** Problem description **
In the entries that follow, which lines hold the string "glyph"? List them.

(Beginning of Input for this task)

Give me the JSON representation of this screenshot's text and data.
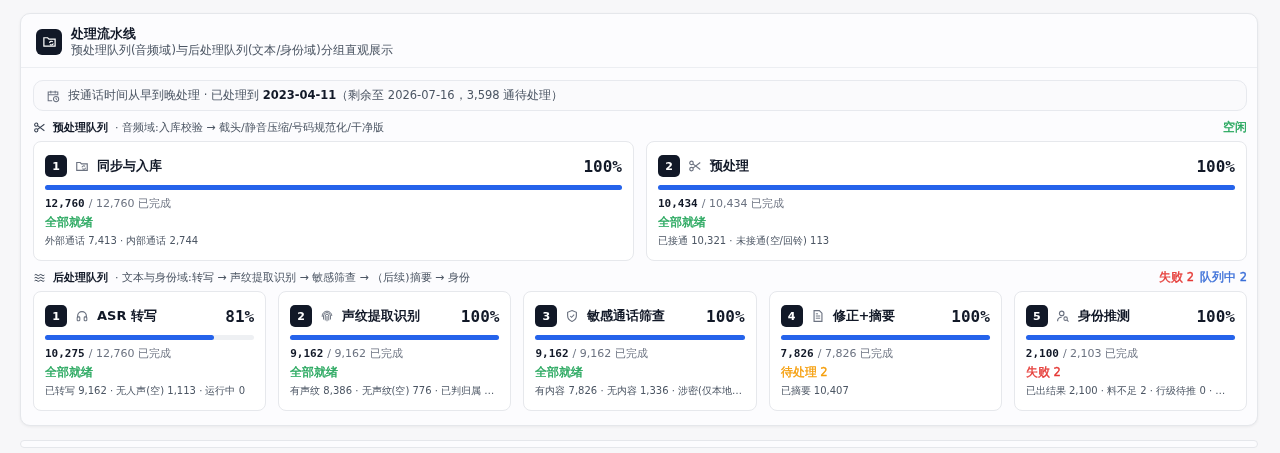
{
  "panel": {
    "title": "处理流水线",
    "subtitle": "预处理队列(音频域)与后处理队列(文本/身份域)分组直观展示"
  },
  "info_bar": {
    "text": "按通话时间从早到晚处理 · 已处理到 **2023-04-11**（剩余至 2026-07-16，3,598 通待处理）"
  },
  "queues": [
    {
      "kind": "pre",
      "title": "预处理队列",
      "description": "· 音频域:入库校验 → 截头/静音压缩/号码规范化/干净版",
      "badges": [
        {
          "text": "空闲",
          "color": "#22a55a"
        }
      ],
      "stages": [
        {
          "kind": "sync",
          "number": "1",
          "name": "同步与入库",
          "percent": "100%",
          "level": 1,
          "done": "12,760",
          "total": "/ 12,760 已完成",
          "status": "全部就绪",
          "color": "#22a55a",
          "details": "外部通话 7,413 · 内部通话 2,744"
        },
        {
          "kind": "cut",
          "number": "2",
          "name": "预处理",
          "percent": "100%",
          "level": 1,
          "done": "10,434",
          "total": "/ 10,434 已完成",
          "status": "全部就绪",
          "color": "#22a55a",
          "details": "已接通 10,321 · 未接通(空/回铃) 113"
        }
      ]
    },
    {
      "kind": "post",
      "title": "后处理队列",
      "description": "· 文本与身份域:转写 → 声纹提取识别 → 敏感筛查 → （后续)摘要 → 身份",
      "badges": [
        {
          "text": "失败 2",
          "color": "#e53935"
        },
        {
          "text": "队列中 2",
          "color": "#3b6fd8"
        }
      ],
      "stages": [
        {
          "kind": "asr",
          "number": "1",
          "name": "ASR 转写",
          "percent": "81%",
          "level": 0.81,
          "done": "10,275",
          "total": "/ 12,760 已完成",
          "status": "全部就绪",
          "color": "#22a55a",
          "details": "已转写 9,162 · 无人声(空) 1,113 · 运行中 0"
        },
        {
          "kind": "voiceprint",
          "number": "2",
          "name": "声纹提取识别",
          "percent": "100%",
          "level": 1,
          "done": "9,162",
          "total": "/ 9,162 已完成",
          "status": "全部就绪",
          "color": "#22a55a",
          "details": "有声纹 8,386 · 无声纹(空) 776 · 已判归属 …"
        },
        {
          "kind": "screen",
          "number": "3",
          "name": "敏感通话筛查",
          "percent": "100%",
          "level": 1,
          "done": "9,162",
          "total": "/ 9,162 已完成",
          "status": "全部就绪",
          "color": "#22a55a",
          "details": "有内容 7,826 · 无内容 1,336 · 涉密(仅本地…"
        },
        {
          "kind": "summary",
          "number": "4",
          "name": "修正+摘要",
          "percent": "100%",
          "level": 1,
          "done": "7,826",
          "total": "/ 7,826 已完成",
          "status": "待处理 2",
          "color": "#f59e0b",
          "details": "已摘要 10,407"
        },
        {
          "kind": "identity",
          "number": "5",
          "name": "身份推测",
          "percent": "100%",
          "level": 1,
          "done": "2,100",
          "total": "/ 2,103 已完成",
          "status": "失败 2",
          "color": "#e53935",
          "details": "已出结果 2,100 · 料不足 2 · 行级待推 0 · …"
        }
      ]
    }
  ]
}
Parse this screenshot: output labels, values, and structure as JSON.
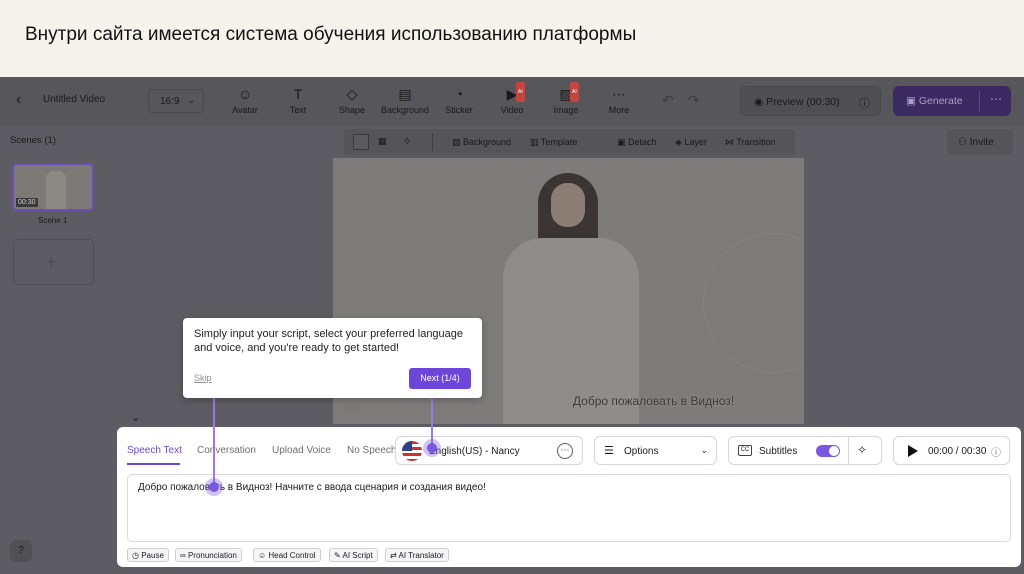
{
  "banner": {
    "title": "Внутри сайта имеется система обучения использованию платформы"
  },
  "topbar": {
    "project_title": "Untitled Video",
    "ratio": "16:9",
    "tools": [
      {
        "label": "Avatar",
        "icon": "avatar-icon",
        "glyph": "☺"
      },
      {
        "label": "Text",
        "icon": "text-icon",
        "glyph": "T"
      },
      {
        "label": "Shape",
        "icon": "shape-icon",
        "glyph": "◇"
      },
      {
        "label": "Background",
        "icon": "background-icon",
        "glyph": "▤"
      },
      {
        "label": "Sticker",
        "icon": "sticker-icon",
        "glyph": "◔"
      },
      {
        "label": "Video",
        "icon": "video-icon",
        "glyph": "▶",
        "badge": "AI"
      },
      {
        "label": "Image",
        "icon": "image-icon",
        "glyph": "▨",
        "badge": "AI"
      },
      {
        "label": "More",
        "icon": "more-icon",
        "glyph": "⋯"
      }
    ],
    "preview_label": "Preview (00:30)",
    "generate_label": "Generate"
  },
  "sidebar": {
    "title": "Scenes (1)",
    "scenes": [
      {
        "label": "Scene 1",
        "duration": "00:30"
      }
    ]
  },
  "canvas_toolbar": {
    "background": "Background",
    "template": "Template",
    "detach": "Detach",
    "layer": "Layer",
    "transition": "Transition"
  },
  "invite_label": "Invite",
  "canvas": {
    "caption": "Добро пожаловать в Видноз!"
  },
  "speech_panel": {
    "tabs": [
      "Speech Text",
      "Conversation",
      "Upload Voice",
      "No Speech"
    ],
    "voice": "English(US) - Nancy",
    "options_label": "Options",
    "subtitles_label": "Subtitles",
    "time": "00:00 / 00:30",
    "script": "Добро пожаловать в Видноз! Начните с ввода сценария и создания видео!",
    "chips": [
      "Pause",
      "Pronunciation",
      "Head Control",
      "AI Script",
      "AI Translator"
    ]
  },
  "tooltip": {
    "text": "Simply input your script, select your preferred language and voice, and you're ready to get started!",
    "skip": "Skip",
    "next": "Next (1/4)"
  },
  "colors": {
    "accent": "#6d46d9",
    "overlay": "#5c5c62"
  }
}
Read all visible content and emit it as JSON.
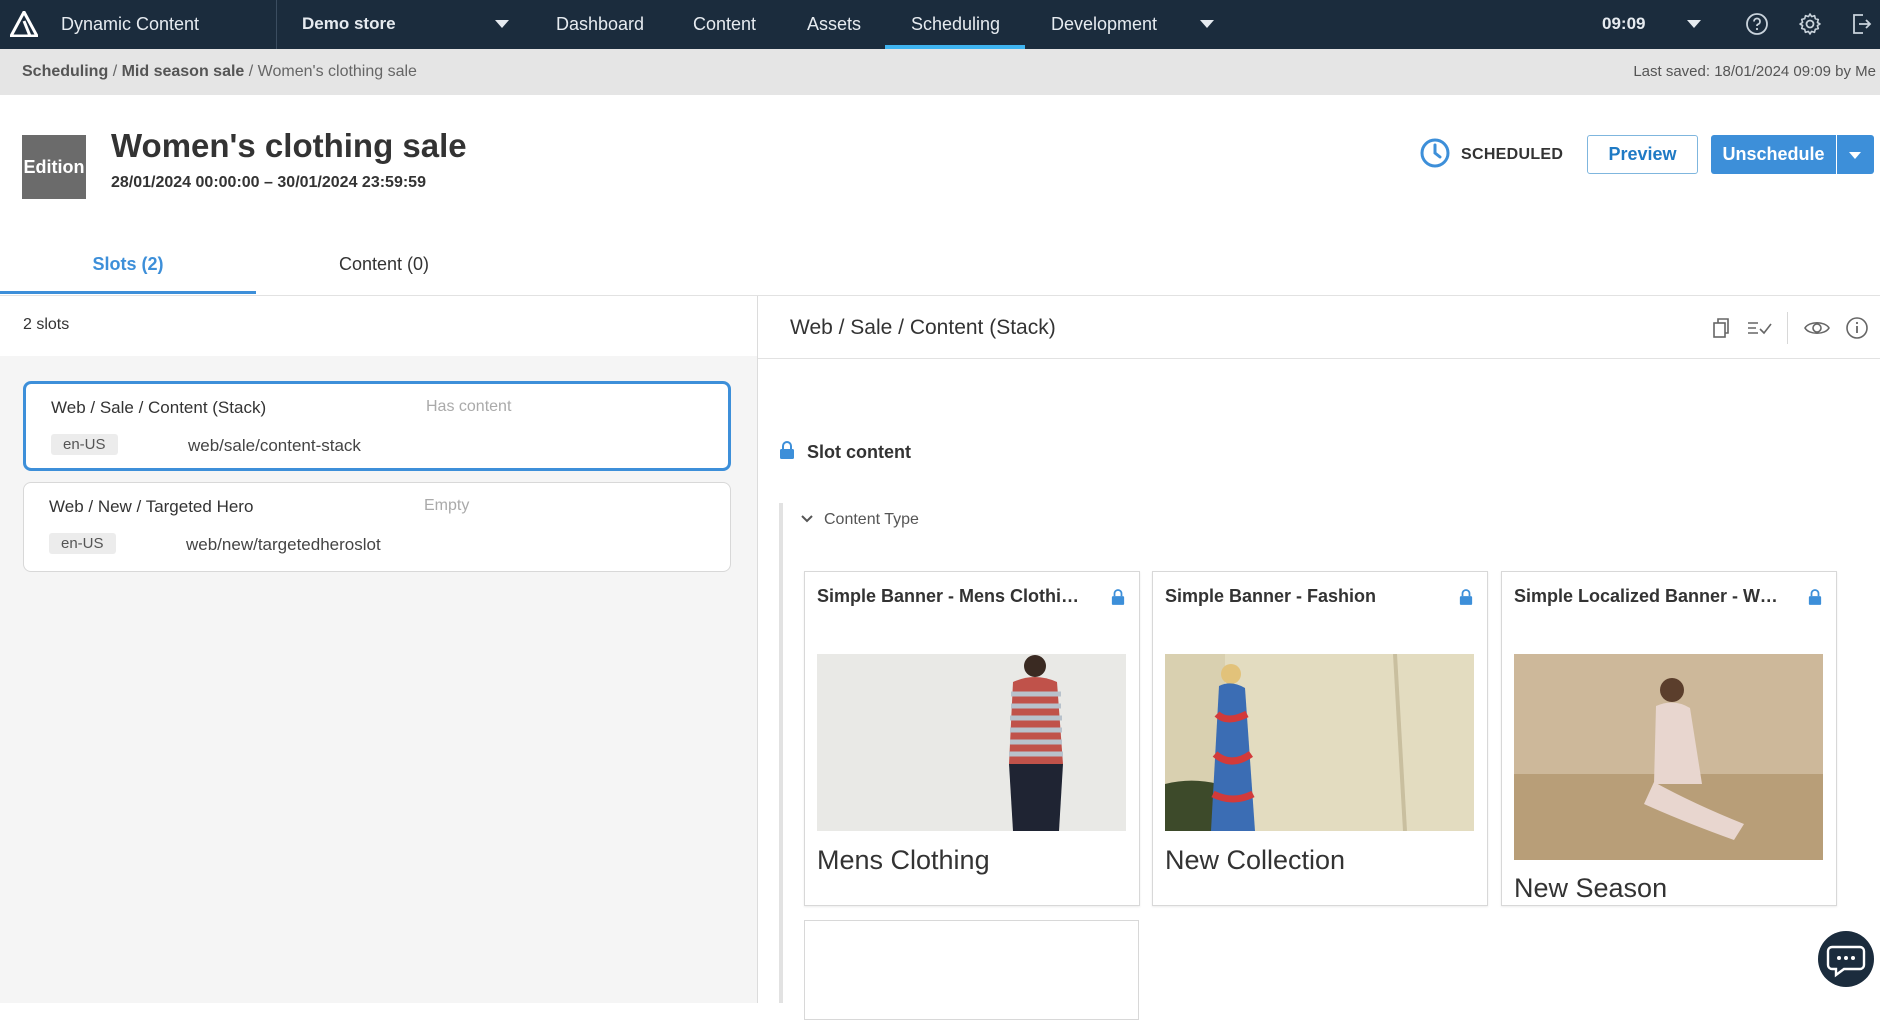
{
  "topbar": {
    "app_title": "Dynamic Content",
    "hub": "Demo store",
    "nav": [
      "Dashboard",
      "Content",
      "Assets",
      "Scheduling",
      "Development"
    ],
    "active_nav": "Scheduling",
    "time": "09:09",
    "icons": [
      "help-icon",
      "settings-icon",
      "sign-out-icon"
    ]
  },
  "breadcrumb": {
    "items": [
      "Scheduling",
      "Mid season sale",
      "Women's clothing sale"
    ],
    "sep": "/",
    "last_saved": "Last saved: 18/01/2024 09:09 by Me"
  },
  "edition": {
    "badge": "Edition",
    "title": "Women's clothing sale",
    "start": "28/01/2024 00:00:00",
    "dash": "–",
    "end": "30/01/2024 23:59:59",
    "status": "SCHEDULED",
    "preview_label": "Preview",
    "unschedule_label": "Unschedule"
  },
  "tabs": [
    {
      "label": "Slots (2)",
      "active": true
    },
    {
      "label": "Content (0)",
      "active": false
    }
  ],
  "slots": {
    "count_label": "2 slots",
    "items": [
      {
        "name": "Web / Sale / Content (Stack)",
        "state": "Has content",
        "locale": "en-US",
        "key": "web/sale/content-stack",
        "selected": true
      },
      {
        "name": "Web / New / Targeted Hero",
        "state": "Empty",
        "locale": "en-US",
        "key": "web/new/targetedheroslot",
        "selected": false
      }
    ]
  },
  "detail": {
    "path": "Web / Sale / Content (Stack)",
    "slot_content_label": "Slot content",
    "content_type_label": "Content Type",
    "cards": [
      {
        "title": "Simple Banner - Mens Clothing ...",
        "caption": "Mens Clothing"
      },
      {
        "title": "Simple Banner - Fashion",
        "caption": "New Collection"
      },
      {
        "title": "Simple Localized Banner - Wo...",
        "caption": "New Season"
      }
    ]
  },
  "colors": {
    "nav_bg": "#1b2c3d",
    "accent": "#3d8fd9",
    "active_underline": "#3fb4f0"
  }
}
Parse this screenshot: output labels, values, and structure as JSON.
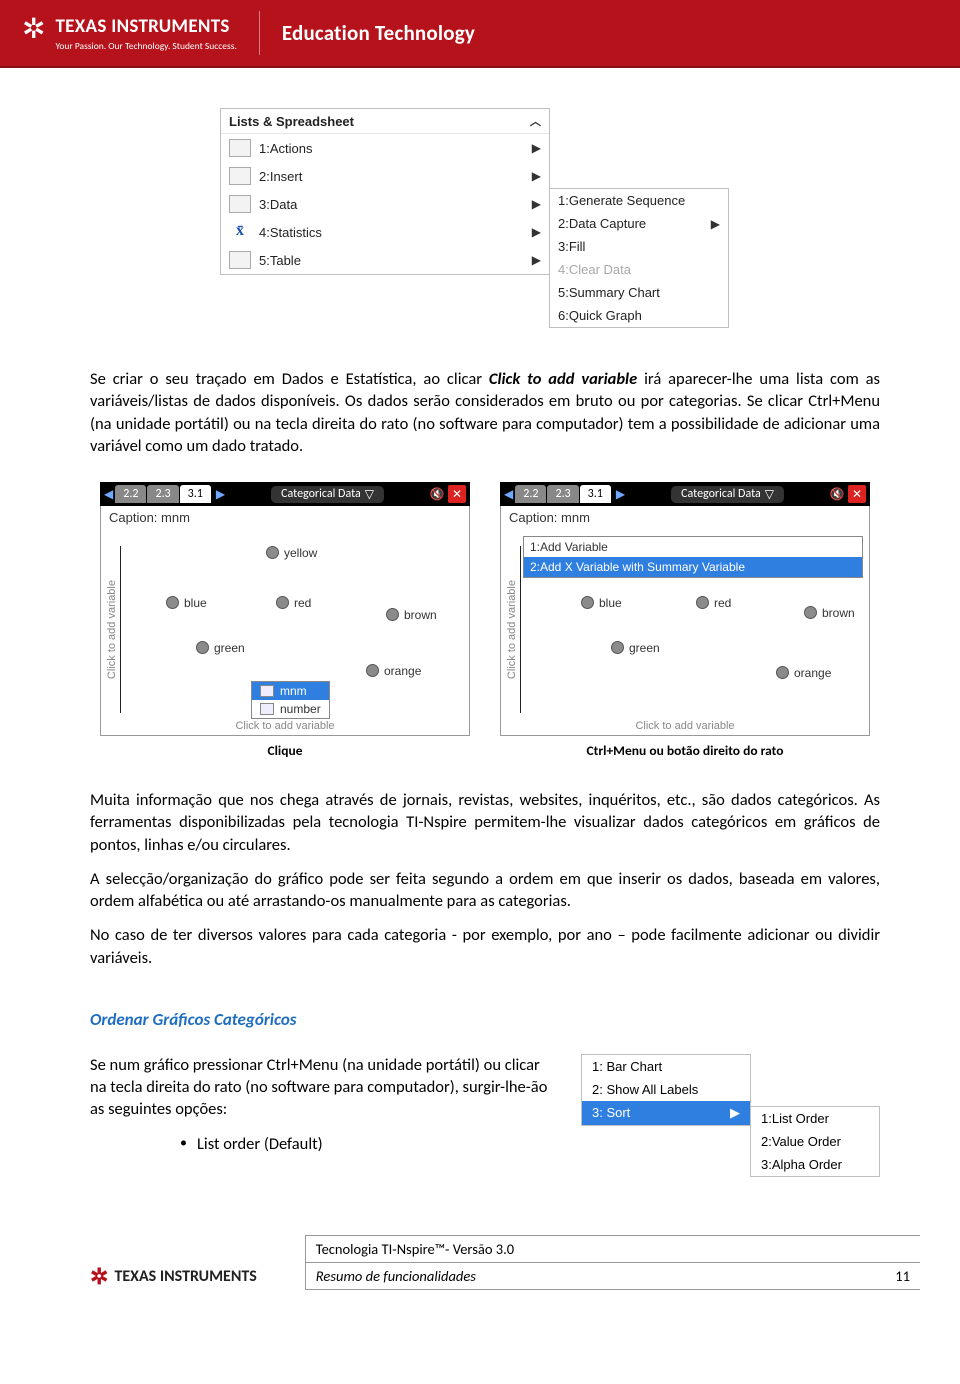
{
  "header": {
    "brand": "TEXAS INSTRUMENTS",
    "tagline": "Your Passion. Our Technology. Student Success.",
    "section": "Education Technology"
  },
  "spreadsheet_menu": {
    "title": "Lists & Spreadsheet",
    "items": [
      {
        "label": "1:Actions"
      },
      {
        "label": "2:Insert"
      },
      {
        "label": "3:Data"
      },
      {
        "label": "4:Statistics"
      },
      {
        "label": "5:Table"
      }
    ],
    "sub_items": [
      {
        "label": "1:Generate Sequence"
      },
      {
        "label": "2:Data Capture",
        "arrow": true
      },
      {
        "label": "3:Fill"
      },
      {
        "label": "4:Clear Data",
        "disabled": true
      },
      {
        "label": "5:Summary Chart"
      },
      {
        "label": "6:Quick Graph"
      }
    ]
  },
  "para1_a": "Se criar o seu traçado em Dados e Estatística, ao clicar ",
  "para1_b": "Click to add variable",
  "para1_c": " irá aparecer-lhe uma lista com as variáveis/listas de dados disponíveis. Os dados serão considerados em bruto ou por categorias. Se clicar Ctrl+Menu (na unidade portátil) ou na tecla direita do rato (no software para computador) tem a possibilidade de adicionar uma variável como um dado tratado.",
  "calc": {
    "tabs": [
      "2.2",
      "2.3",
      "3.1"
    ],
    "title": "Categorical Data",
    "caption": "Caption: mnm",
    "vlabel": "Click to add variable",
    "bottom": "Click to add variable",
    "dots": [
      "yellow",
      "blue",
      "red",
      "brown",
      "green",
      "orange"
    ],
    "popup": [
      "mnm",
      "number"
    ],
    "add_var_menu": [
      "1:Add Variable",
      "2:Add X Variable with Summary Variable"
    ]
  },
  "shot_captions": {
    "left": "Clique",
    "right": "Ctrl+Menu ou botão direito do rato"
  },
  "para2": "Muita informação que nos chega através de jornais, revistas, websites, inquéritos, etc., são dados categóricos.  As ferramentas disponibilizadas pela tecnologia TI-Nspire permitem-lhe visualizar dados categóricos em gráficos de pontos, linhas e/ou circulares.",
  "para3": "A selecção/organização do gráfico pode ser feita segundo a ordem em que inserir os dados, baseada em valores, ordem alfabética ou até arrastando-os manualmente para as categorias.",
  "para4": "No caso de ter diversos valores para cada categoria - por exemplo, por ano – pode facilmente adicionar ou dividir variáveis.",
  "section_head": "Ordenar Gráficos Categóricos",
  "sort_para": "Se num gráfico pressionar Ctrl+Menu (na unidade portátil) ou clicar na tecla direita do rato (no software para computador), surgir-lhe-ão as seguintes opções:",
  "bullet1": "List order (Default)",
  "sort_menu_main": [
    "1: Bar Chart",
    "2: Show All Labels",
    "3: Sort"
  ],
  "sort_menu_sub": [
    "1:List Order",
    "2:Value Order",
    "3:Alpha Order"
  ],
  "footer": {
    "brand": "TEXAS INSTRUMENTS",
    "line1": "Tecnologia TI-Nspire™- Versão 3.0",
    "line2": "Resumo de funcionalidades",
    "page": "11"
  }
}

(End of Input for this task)

** Task response **
        "glyph": "☺"
        "glyph": "T"
        "glyph": "◇"
        "glyph": "▤"
        "glyph": "◔"
        "glyph": "▶",
        "glyph": "▨",
        "glyph": "⋯"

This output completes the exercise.